This was also a reminder of why I need to get back to practice nights. On Monday evenings, we do drills using sprinting and gradual acceleration, and practice holding a line along the track. Sometimes we motorpace: draft behind a motorcycle at increasing speeds to get used to moving fast. They’re hosted by a coach from Velocity, but anyone with $5 and the willingness to learn can show up. The $5 includes the track bike rental, so if it’s your first time, be prepared to show up 20 minutes early to pick out a bike and set it up with your own pedals. Beginner sessions introduce cyclists to safety rules, terminology, and help riders feel comfortable moving around the track at various speeds. Most people should attend the beginner session a few times if they’re new to the track. It’s a low-stakes environment where you can get used to everything, and it also has enough breaks to get to know the other riders, who are likely going to be from the other cycling clubs in the city.
That Thursday race night finished up with a long-distance challenge, with people from all categories spread out over the track at once. Since it was 90% Juventus members that night, I had the strange sensation of being a foreign gold-and-black fish in a sea of blue. However, like a school of fish, everyone’s going along in the stream, and will safely “swim” around you if you keep moving predictably and hold your lines.
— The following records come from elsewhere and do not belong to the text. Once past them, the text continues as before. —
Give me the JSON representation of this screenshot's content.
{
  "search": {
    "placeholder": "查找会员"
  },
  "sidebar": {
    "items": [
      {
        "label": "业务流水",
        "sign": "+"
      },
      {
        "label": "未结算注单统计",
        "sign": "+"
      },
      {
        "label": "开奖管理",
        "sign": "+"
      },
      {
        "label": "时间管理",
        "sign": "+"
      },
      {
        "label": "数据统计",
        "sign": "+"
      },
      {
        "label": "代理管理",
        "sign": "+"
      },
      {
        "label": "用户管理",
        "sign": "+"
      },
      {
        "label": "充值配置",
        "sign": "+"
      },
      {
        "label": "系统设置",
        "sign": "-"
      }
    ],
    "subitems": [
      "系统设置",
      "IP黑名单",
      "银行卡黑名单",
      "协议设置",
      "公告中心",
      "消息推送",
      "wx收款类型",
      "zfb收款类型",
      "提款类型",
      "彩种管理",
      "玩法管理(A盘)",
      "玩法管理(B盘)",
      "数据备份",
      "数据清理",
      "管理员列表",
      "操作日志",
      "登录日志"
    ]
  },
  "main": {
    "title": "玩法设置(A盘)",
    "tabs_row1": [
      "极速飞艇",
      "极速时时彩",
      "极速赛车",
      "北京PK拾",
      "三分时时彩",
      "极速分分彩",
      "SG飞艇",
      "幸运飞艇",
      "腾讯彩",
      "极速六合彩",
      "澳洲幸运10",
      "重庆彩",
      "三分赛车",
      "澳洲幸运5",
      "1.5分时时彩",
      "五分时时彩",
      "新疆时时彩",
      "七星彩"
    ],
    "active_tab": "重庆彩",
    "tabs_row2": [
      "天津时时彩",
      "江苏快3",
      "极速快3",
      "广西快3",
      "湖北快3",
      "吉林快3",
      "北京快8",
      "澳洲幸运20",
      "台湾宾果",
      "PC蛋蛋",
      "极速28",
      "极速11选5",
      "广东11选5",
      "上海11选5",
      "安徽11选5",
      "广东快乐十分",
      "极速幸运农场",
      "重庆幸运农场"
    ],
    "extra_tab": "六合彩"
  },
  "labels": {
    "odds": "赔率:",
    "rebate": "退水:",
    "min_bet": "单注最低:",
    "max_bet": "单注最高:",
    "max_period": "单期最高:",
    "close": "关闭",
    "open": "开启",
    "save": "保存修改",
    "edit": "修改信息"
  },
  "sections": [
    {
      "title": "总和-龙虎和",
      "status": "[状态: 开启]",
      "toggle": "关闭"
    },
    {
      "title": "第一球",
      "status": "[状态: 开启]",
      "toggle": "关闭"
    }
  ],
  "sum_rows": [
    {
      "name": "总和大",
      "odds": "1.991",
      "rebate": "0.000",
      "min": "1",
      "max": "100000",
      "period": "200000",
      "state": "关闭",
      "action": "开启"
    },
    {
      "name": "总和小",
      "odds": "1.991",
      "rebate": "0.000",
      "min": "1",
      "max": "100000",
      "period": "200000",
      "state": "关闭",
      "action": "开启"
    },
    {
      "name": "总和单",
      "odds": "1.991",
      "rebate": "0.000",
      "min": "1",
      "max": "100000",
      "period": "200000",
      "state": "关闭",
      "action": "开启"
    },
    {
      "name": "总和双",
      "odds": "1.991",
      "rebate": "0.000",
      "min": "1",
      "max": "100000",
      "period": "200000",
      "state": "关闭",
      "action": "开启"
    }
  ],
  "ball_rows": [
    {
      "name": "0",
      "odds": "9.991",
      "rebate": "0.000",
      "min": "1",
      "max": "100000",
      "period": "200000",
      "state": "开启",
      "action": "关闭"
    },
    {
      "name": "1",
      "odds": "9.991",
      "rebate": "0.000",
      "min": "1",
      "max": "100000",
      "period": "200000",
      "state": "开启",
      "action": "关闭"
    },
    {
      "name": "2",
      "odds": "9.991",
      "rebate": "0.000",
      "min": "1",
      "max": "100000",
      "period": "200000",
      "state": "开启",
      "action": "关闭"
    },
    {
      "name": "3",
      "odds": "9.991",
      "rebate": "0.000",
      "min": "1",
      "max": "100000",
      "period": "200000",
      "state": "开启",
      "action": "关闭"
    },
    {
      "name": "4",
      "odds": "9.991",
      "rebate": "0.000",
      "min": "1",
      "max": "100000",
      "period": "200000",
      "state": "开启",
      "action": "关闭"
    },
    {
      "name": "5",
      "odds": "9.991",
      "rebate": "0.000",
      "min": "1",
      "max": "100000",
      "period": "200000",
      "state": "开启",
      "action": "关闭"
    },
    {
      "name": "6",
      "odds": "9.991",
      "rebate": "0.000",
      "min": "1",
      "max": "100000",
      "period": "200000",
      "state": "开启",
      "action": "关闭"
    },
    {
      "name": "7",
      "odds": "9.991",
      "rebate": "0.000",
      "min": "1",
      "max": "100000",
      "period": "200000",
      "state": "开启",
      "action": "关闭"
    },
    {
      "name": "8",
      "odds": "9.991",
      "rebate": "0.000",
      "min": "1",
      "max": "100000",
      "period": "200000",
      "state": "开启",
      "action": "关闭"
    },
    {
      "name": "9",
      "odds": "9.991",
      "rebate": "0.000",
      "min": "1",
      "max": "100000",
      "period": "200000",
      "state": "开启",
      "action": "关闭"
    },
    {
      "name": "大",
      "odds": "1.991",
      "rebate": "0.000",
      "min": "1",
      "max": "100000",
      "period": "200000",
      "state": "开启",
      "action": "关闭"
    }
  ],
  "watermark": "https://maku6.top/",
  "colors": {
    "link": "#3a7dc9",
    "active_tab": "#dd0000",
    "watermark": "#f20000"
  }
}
Just like any other cycling sport, you get from track just as much as you put into it. Once you learn to read the other riders, cycle smart, and get comfortable moving fast, you’ll be ready to swim with the crowd.